Like any artists, actors can be as talented as all get-out, but if they have poor material to work with, they can only do so much for a movie or TV show which has substandard writing. In trying to make Pulaski into a female version of Dr. McCoy, the Next Generation writers consistently gave Muldaur material that made her hard to like by the average Star Trek fan.
Her constant needling of actor Brent Spiner’s Lt. Commander Data (one of the series’ most popular characters) was supposed to remind viewers of the old McCoy-and-Spock verbal sparring matches from the original Star Trek and its movie spinoffs. But where DeForest Kelley’s character was a softy at heart and actually liked Leonard Nimoy’s Spock (although he would not admit it to his “pointy-eared” friend), Pulaski treats Data pretty shabbily for at least the first half of Season Two, dismissing the android as being merely a machine. She would, of course, mellow a bit over time, but I never really got any sense that Pulaski would ever think of Data as a shipmate.
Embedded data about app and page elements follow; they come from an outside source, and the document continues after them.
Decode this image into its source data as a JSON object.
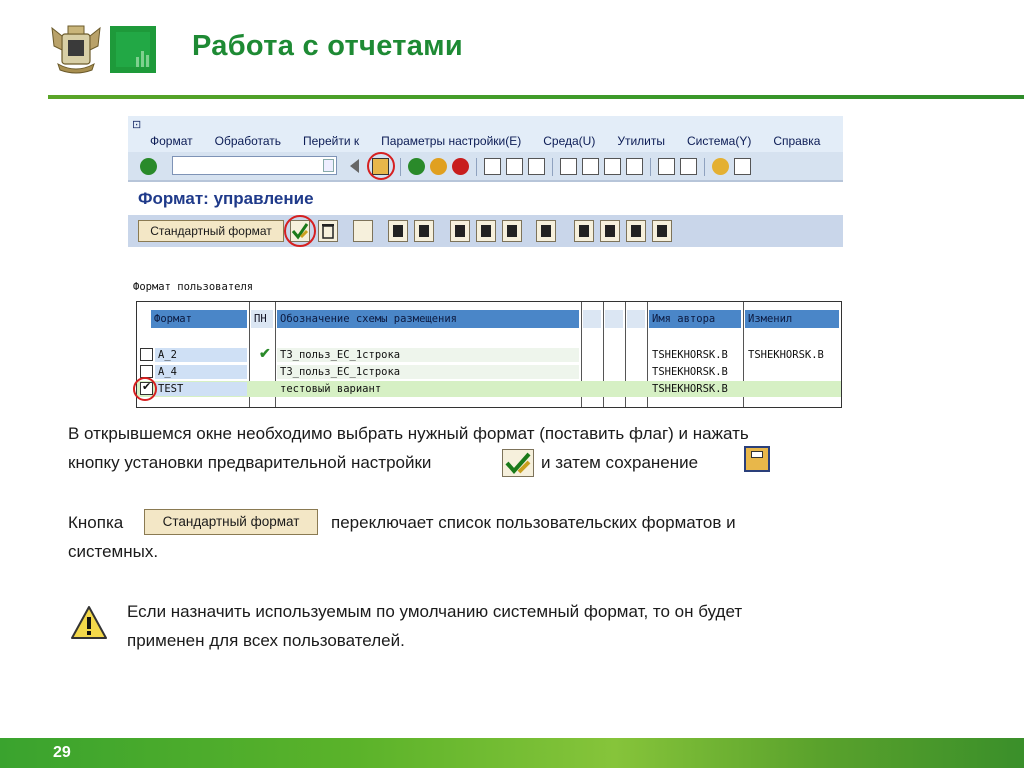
{
  "slide": {
    "title": "Работа с отчетами",
    "page_number": "29",
    "colors": {
      "accent_green": "#1e8a34",
      "sap_blue": "#1f3a8a",
      "highlight_red": "#d62020"
    }
  },
  "sap": {
    "menu": [
      "Формат",
      "Обработать",
      "Перейти к",
      "Параметры настройки(E)",
      "Среда(U)",
      "Утилиты",
      "Система(Y)",
      "Справка"
    ],
    "window_title": "Формат: управление",
    "standard_button": "Стандартный формат",
    "section_label": "Формат пользователя",
    "table": {
      "headers": [
        "Формат",
        "ПН",
        "Обозначение схемы размещения",
        "Имя автора",
        "Изменил"
      ],
      "rows": [
        {
          "format": "A_2",
          "checked": false,
          "default": true,
          "description": "ТЗ_польз_ЕС_1строка",
          "author": "TSHEKHORSK.B",
          "changed": "TSHEKHORSK.B"
        },
        {
          "format": "A_4",
          "checked": false,
          "default": false,
          "description": "ТЗ_польз_ЕС_1строка",
          "author": "TSHEKHORSK.B",
          "changed": ""
        },
        {
          "format": "TEST",
          "checked": true,
          "default": false,
          "description": "тестовый вариант",
          "author": "TSHEKHORSK.B",
          "changed": ""
        }
      ]
    }
  },
  "text": {
    "p1_line1": "В открывшемся окне необходимо выбрать нужный формат (поставить флаг) и нажать",
    "p1_line2a": "кнопку установки предварительной настройки",
    "p1_line2b": "и затем сохранение",
    "p2_a": "Кнопка",
    "p2_button": "Стандартный формат",
    "p2_b": "переключает список пользовательских  форматов и",
    "p2_line2": "системных.",
    "note_line1": "Если назначить используемым по умолчанию системный формат, то он будет",
    "note_line2": "применен для всех пользователей."
  }
}
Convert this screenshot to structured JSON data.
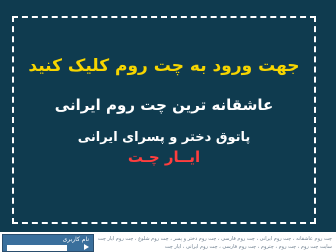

Wesley Crusher’s continuing presence on the show didn’t bother me too much at the time Star Trek: The Next Generation was originally broadcast, but now that I’m older I feel a certain sense that his character was never really necessary for the series to succeed.
I know that Gene Roddenberry (whose given name was Eugene Wesley Roddenberry) had created Mr. Crusher as an idealized avatar of himself as a young teen, but even though Wil Wheaton was an outstanding young actor in Stand By Me, Wesley was too idealized and too perfect to be believable.
Though Wesley is not annoying in The Child, the rationale for his character staying aboard the ship is flimsy and makes no sense whatsoever. His mom goes off to be the head of Starfleet Medical, but he stays aboard to finish some projects he was working on?
Also hard to swallow is Wesley’s entire pre-Season Seven story arc; in Where No One Has Gone Before the Traveler tells Picard that the boy is special and meant for a great destiny, like Mozart or even Einstein. All well and good, and if the writers, producers and directors handled Wheaton and his character better, Wesley would not have been the focus of fans’ intense dislike.
However, not only was Wesley saddled with bad costumes, an unbelievable knack for solving problems that could (and should) have been fixed by experienced crew members and really bad dialogue, but he also locked into a “follow my dad and Capt. Picard into Starfleet” destiny that may sound like ideal for fans but not exactly a path that a super-gifted young person would necessarily have to follow In order to achieve greatness.
Viewing Format: DVD
Video Occasion: None of the Above
Suitability For Children: Suitable for Children Age 9 - 12